== GIVEN DATA ==
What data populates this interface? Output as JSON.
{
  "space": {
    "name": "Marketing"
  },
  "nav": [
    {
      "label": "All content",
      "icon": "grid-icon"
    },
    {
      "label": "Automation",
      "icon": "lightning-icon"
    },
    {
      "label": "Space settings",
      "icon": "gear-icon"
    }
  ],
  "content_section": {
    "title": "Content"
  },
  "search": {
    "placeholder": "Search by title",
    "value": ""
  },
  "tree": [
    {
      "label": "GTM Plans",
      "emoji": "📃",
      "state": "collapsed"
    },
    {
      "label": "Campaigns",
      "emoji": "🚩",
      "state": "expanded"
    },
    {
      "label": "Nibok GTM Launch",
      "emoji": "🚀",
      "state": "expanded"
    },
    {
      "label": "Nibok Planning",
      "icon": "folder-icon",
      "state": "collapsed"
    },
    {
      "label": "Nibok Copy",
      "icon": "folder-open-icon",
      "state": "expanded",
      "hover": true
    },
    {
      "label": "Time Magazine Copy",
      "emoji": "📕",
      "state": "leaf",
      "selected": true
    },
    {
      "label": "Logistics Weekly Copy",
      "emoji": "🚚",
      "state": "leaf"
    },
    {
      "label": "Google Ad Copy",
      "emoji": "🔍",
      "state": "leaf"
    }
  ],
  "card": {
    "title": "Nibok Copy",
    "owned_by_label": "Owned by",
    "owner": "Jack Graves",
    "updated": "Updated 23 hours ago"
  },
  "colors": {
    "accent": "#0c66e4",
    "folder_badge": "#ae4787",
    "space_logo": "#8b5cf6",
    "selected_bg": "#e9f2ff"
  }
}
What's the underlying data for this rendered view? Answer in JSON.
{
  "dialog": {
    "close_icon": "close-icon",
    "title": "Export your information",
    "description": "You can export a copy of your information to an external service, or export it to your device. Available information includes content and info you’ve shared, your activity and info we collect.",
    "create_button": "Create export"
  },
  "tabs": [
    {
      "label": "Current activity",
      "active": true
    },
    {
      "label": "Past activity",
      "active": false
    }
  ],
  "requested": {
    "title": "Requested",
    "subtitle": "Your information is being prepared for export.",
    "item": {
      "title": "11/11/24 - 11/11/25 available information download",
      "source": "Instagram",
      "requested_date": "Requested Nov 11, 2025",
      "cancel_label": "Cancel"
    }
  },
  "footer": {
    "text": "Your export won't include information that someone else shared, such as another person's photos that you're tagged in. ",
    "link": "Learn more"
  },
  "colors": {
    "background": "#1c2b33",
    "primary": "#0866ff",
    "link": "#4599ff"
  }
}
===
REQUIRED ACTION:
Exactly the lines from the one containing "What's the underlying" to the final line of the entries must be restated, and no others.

RESULT:
What's the underlying data for this rendered view? Answer in JSON.
{
  "dialog": {
    "close_icon": "close-icon",
    "title": "Export your information",
    "description": "You can export a copy of your information to an external service, or export it to your device. Available information includes content and info you’ve shared, your activity and info we collect.",
    "create_button": "Create export"
  },
  "tabs": [
    {
      "label": "Current activity",
      "active": true
    },
    {
      "label": "Past activity",
      "active": false
    }
  ],
  "requested": {
    "title": "Requested",
    "subtitle": "Your information is being prepared for export.",
    "item": {
      "title": "11/11/24 - 11/11/25 available information download",
      "source": "Instagram",
      "requested_date": "Requested Nov 11, 2025",
      "cancel_label": "Cancel"
    }
  },
  "footer": {
    "text": "Your export won't include information that someone else shared, such as another person's photos that you're tagged in. ",
    "link": "Learn more"
  },
  "colors": {
    "background": "#1c2b33",
    "primary": "#0866ff",
    "link": "#4599ff"
  }
}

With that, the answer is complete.